Wynalda's a piece of work, and I don't necessarily mean that in a bad way. He's clearly smarting from whatever de facto blackballing of which he thinks he's been a victim, and lets fly with some of the usual condemnations of how American soccer thinks and operates. A bit of it is sour grapes. Some of it is not, and some of it is worth paying a little attention to.
If you go through your list of your five favorite players, those players are really good at one or two things. The reason they are your favorite players is that they’re different, they’re special. The reason you watch David Beckham is that he can cross the damn ball. In our country they probably would have said, "That’s pretty good with the right foot, now let’s try the left." That would have happened a long time ago and David Beckham would have been average with both feet. I don’t even want to think about what would have happened to Diego Maradona. That would have been fun.
This statement is particularly intriguing, though I'm not quite sure what Wynalda is trying to say. Is the implication that well-rounded players (or in this case, two-footed players) are less desirable than players with one really good foot? That seems to be the case, though his use of Beckham as an example is flawed (and not just because Beckham is English); not only is Beckham's right foot one in a million, the Englishman's obsession with honing that ability has little to do with the system in which he matured. There certainly aren't scores of Beckhams running around England, better off because no coach cajoled them on occasion into using their left foot.
Wynalda has also pulled the "exception" card out of his deck. He played, was fairly good, and clearly understands how to coach young players in a way that the rest of America does not. The shot at the end about Maradona, implying that growing up here would have ruined him as a player, is a tip off that Wynalda has put himself outside of the American system mentally in addition to the physical move he's making to Murcielagos. It's certainly true that Maradona would not have been the same player had he grown up in the United States, but it's impossible to separate the player from his upbringing and culture; without Argentina, there is no Maradona. Maradona might not have turned out the same had he grown up in Brazil, Italy, Germany, or any number of countries much better at producing players than the United States. There might be plenty wrong with the way America teaches its soccer players to play, but what might have happened to Maradona has nothing to do with those issues.

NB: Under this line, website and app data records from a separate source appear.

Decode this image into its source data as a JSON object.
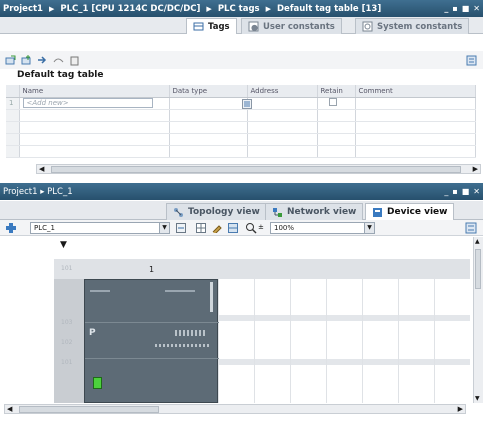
{
  "window1": {
    "breadcrumb": [
      "Project1",
      "PLC_1 [CPU 1214C DC/DC/DC]",
      "PLC tags",
      "Default tag table [13]"
    ],
    "controls": [
      "_",
      "▪",
      "■",
      "✕"
    ]
  },
  "tag_tabs": [
    {
      "label": "Tags",
      "active": true
    },
    {
      "label": "User constants",
      "active": false
    },
    {
      "label": "System constants",
      "active": false
    }
  ],
  "table": {
    "title": "Default tag table",
    "columns": [
      "Name",
      "Data type",
      "Address",
      "Retain",
      "Comment"
    ],
    "row_number": "1",
    "add_new_placeholder": "<Add new>"
  },
  "window2": {
    "title": "Project1 ▸ PLC_1",
    "controls": [
      "_",
      "▪",
      "■",
      "✕"
    ]
  },
  "view_tabs": [
    {
      "label": "Topology view",
      "active": false
    },
    {
      "label": "Network view",
      "active": false
    },
    {
      "label": "Device view",
      "active": true
    }
  ],
  "device_toolbar": {
    "device_select": "PLC_1",
    "zoom": "100%"
  },
  "rack": {
    "slot_label": "1",
    "side_labels": [
      "101",
      "103",
      "102",
      "101"
    ]
  },
  "colors": {
    "titlebar": "#2f5a7a",
    "plc_body": "#5d6b76",
    "plc_green": "#4cd13c"
  }
}
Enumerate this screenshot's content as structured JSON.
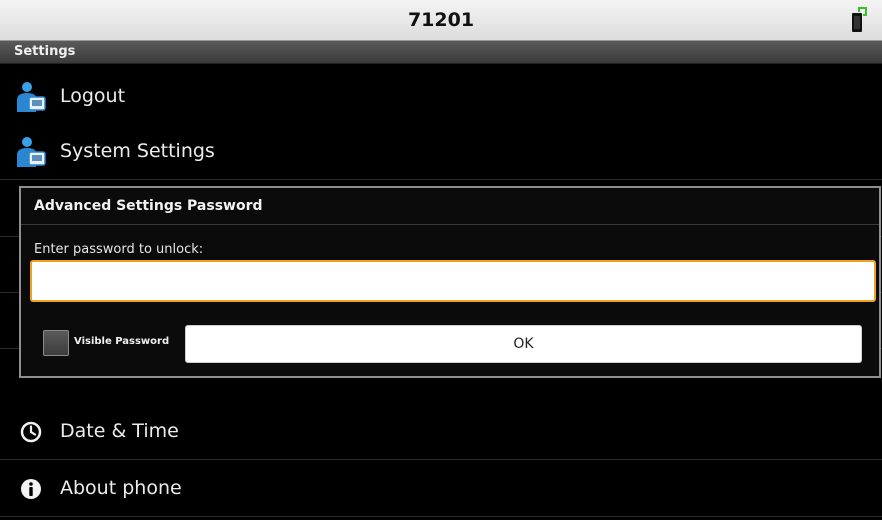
{
  "status_bar": {
    "title": "71201",
    "device_icon": "phone-battery-icon"
  },
  "header": {
    "title": "Settings"
  },
  "menu": {
    "items": [
      {
        "label": "Logout",
        "icon": "user-device-icon"
      },
      {
        "label": "System Settings",
        "icon": "user-device-icon"
      },
      {
        "label": "Date & Time",
        "icon": "clock-icon"
      },
      {
        "label": "About phone",
        "icon": "info-icon"
      }
    ]
  },
  "dialog": {
    "title": "Advanced Settings Password",
    "prompt": "Enter password to unlock:",
    "password_value": "",
    "visible_password_label": "Visible Password",
    "visible_password_checked": false,
    "ok_label": "OK",
    "accent_color": "#f0a21f"
  }
}
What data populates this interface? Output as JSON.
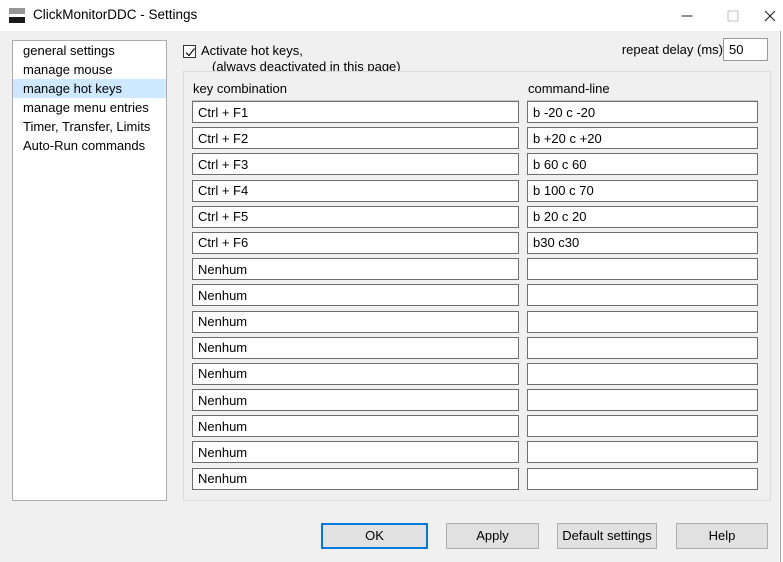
{
  "window": {
    "title": "ClickMonitorDDC - Settings",
    "icon": "monitor-icon",
    "controls": {
      "minimize": "minimize-icon",
      "maximize": "maximize-icon",
      "close": "close-icon"
    }
  },
  "sidebar": {
    "items": [
      {
        "label": "general settings",
        "selected": false
      },
      {
        "label": "manage mouse",
        "selected": false
      },
      {
        "label": "manage hot keys",
        "selected": true
      },
      {
        "label": "manage menu entries",
        "selected": false
      },
      {
        "label": "Timer, Transfer, Limits",
        "selected": false
      },
      {
        "label": "Auto-Run commands",
        "selected": false
      }
    ],
    "selected_color": "#cde8ff"
  },
  "options": {
    "activate_hotkeys": {
      "checked": true,
      "line1": "Activate hot keys,",
      "line2": "(always deactivated in this page)"
    },
    "repeat_delay": {
      "label": "repeat delay (ms)",
      "value": "50",
      "placeholder": ""
    }
  },
  "panel": {
    "columns": {
      "key": "key combination",
      "command": "command-line"
    },
    "rows": [
      {
        "key": "Ctrl + F1",
        "command": "b -20 c -20"
      },
      {
        "key": "Ctrl + F2",
        "command": "b +20 c +20"
      },
      {
        "key": "Ctrl + F3",
        "command": "b 60 c 60"
      },
      {
        "key": "Ctrl + F4",
        "command": "b 100 c 70"
      },
      {
        "key": "Ctrl + F5",
        "command": "b 20 c 20"
      },
      {
        "key": "Ctrl + F6",
        "command": "b30 c30"
      },
      {
        "key": "Nenhum",
        "command": ""
      },
      {
        "key": "Nenhum",
        "command": ""
      },
      {
        "key": "Nenhum",
        "command": ""
      },
      {
        "key": "Nenhum",
        "command": ""
      },
      {
        "key": "Nenhum",
        "command": ""
      },
      {
        "key": "Nenhum",
        "command": ""
      },
      {
        "key": "Nenhum",
        "command": ""
      },
      {
        "key": "Nenhum",
        "command": ""
      },
      {
        "key": "Nenhum",
        "command": ""
      }
    ]
  },
  "buttons": {
    "ok": "OK",
    "apply": "Apply",
    "default_settings": "Default settings",
    "help": "Help",
    "focus_color": "#0078d7"
  }
}
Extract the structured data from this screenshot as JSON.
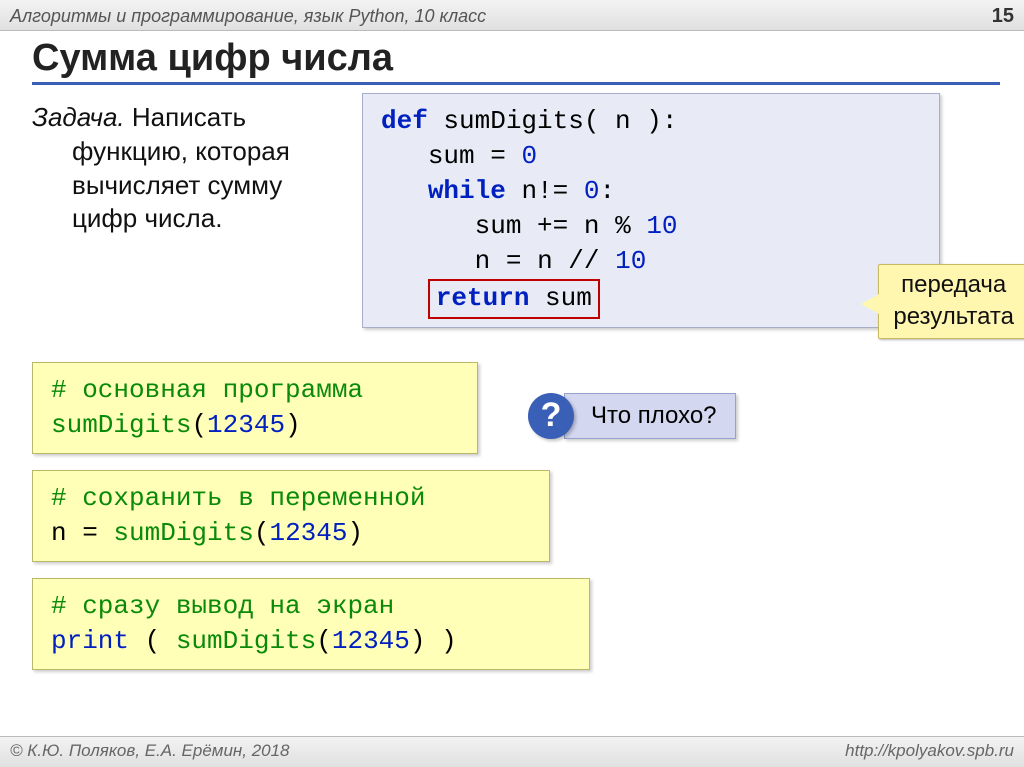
{
  "header": {
    "course": "Алгоритмы и программирование, язык Python, 10 класс",
    "page": "15"
  },
  "title": "Сумма цифр числа",
  "task": {
    "label": "Задача.",
    "body": "Написать функцию, которая вычисляет сумму цифр числа."
  },
  "code": {
    "l1_def": "def",
    "l1_fn": "sumDigits( n ):",
    "l2_a": "sum",
    "l2_b": "=",
    "l2_c": "0",
    "l3_a": "while",
    "l3_b": "n!=",
    "l3_c": "0",
    "l3_d": ":",
    "l4_a": "sum",
    "l4_b": "+=",
    "l4_c": "n",
    "l4_d": "%",
    "l4_e": "10",
    "l5_a": "n",
    "l5_b": "=",
    "l5_c": "n",
    "l5_d": "//",
    "l5_e": "10",
    "ret_a": "return",
    "ret_b": "sum"
  },
  "callout": {
    "line1": "передача",
    "line2": "результата"
  },
  "blocks": {
    "b1_comment": "# основная программа",
    "b1_fn": "sumDigits",
    "b1_open": "(",
    "b1_arg": "12345",
    "b1_close": ")",
    "b2_comment": "# сохранить в переменной",
    "b2_lhs": "n = ",
    "b2_fn": "sumDigits",
    "b2_open": "(",
    "b2_arg": "12345",
    "b2_close": ")",
    "b3_comment": "# сразу вывод на экран",
    "b3_pr": "print",
    "b3_o1": " ( ",
    "b3_fn": "sumDigits",
    "b3_o2": "(",
    "b3_arg": "12345",
    "b3_c2": ")",
    "b3_c1": " )"
  },
  "question": {
    "mark": "?",
    "text": "Что плохо?"
  },
  "footer": {
    "left": "© К.Ю. Поляков, Е.А. Ерёмин, 2018",
    "right": "http://kpolyakov.spb.ru"
  }
}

But Wynalda's not wrong, he's just bitter. His reason for being bitter might be genuine, though it's still true that he hasn't made it easy for people to hire him. His comments on not understanding "this stigma attached to coaching of 'experience'" is fairly ridiculous. Playing and "pulling a lot of information" is a shout short of what's needed to organize, direct, and manage a group of individuals towards one common goal.
Wynalda's declaration of soccer in the United States being in a "state of stagnation", he's certainly entitled to his opinion. I find it hard to believe that stagnation has set in considering the newness of much of what this country is doing. MLS academies coming online and producing professional players certainly doesn't indicate stagnation. More Americans making their way to Europe doesn't indicate stagnation. The hiring of Claudio Reyna to direct US Soccer's technical youth program doesn't either. Perhaps Wynalda is focused on our results on the field at the senior level, a situation does does seem to indicate little movement forward; the problem with using the USMNT as a gauge is that so much of what happened in South Africa is down to luck (both good and bad), injuries, and factors that have little to do with how America is teaching its kids to play at this exact moment. Stagnation on the highest level does not indicate stagnation all the way down the system.
Wynalda wonders why we haven't "grown faster." I wonder what Wynalda thinks is an appropriate speed, and if he's being realistic in his expectations.
There are areas to be improved, and I'm always happy to have someone who has strong ideas and speaks their mind in the public domain. I may not completely agree with Wynalda, but I'm glad to have his thoughts to consider in this forum.
Perhaps Soccer America will check in with him periodically as he sets his sights on helping Murcielagos climb the Mexican soccer ladder.